* EXERCISE OBJECTIVE
Write out the records word for word, with no pictures.

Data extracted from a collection
____________

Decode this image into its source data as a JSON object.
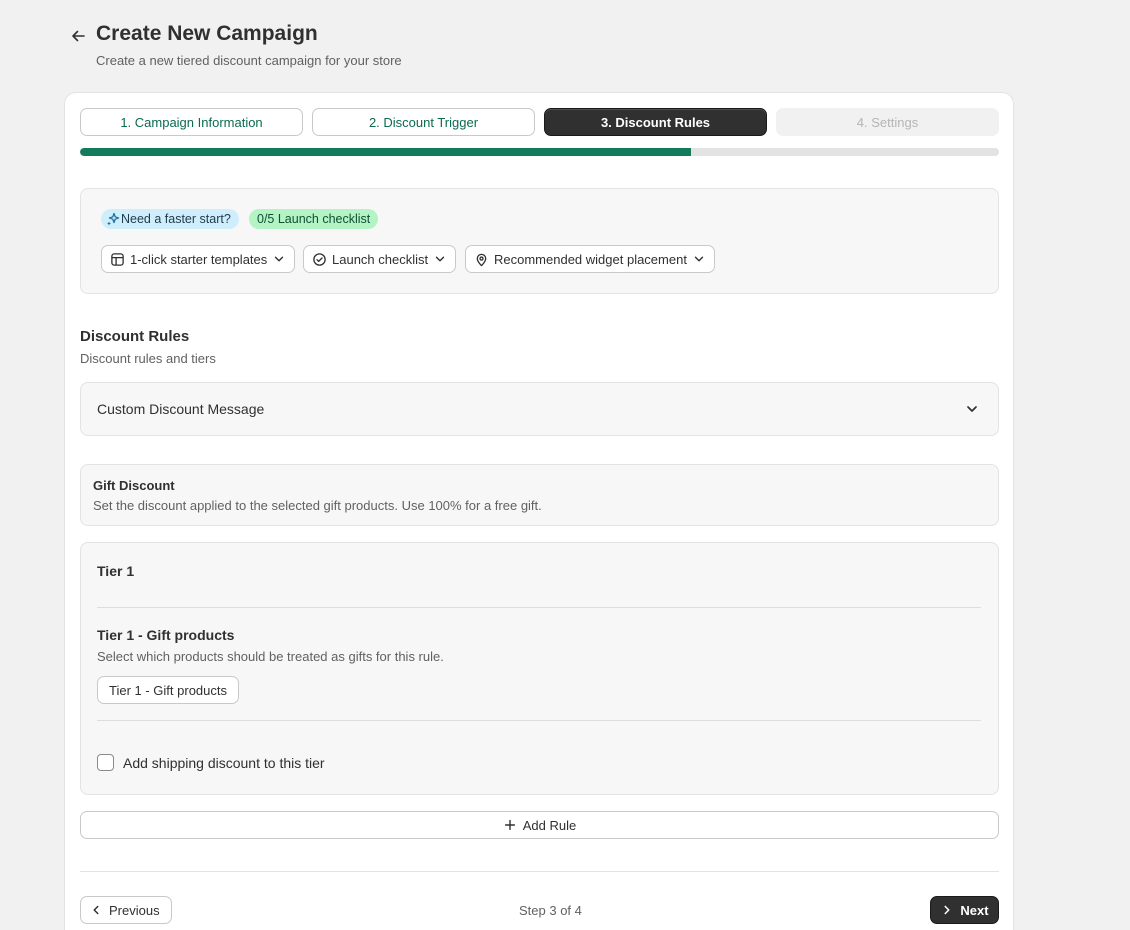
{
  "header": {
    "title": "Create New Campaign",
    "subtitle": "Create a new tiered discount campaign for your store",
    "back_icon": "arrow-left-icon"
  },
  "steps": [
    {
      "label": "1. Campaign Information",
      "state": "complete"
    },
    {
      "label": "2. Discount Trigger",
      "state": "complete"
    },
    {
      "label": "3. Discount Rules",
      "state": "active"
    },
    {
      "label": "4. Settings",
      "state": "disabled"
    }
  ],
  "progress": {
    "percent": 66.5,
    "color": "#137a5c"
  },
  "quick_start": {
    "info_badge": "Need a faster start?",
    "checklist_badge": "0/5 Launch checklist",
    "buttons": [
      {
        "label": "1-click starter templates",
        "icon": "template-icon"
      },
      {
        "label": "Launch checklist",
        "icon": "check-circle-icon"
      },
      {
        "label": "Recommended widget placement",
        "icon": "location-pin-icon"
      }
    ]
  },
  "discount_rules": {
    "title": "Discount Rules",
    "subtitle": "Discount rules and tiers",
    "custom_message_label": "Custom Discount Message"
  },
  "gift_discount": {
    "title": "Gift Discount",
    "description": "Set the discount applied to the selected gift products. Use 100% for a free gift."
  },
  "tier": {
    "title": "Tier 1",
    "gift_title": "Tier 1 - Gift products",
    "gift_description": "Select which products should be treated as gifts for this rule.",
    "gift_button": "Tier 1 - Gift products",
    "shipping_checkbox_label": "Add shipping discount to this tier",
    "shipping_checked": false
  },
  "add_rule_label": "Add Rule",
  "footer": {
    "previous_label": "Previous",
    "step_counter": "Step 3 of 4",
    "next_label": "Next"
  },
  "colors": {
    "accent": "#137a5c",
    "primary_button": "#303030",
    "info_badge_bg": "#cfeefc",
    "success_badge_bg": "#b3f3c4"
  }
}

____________

* TASK RESPONSE
Decode this image into its source data as a JSON object.
{
  "header": {
    "title": "Create New Campaign",
    "subtitle": "Create a new tiered discount campaign for your store",
    "back_icon": "arrow-left-icon"
  },
  "steps": [
    {
      "label": "1. Campaign Information",
      "state": "complete"
    },
    {
      "label": "2. Discount Trigger",
      "state": "complete"
    },
    {
      "label": "3. Discount Rules",
      "state": "active"
    },
    {
      "label": "4. Settings",
      "state": "disabled"
    }
  ],
  "progress": {
    "percent": 66.5,
    "color": "#137a5c"
  },
  "quick_start": {
    "info_badge": "Need a faster start?",
    "checklist_badge": "0/5 Launch checklist",
    "buttons": [
      {
        "label": "1-click starter templates",
        "icon": "template-icon"
      },
      {
        "label": "Launch checklist",
        "icon": "check-circle-icon"
      },
      {
        "label": "Recommended widget placement",
        "icon": "location-pin-icon"
      }
    ]
  },
  "discount_rules": {
    "title": "Discount Rules",
    "subtitle": "Discount rules and tiers",
    "custom_message_label": "Custom Discount Message"
  },
  "gift_discount": {
    "title": "Gift Discount",
    "description": "Set the discount applied to the selected gift products. Use 100% for a free gift."
  },
  "tier": {
    "title": "Tier 1",
    "gift_title": "Tier 1 - Gift products",
    "gift_description": "Select which products should be treated as gifts for this rule.",
    "gift_button": "Tier 1 - Gift products",
    "shipping_checkbox_label": "Add shipping discount to this tier",
    "shipping_checked": false
  },
  "add_rule_label": "Add Rule",
  "footer": {
    "previous_label": "Previous",
    "step_counter": "Step 3 of 4",
    "next_label": "Next"
  },
  "colors": {
    "accent": "#137a5c",
    "primary_button": "#303030",
    "info_badge_bg": "#cfeefc",
    "success_badge_bg": "#b3f3c4"
  }
}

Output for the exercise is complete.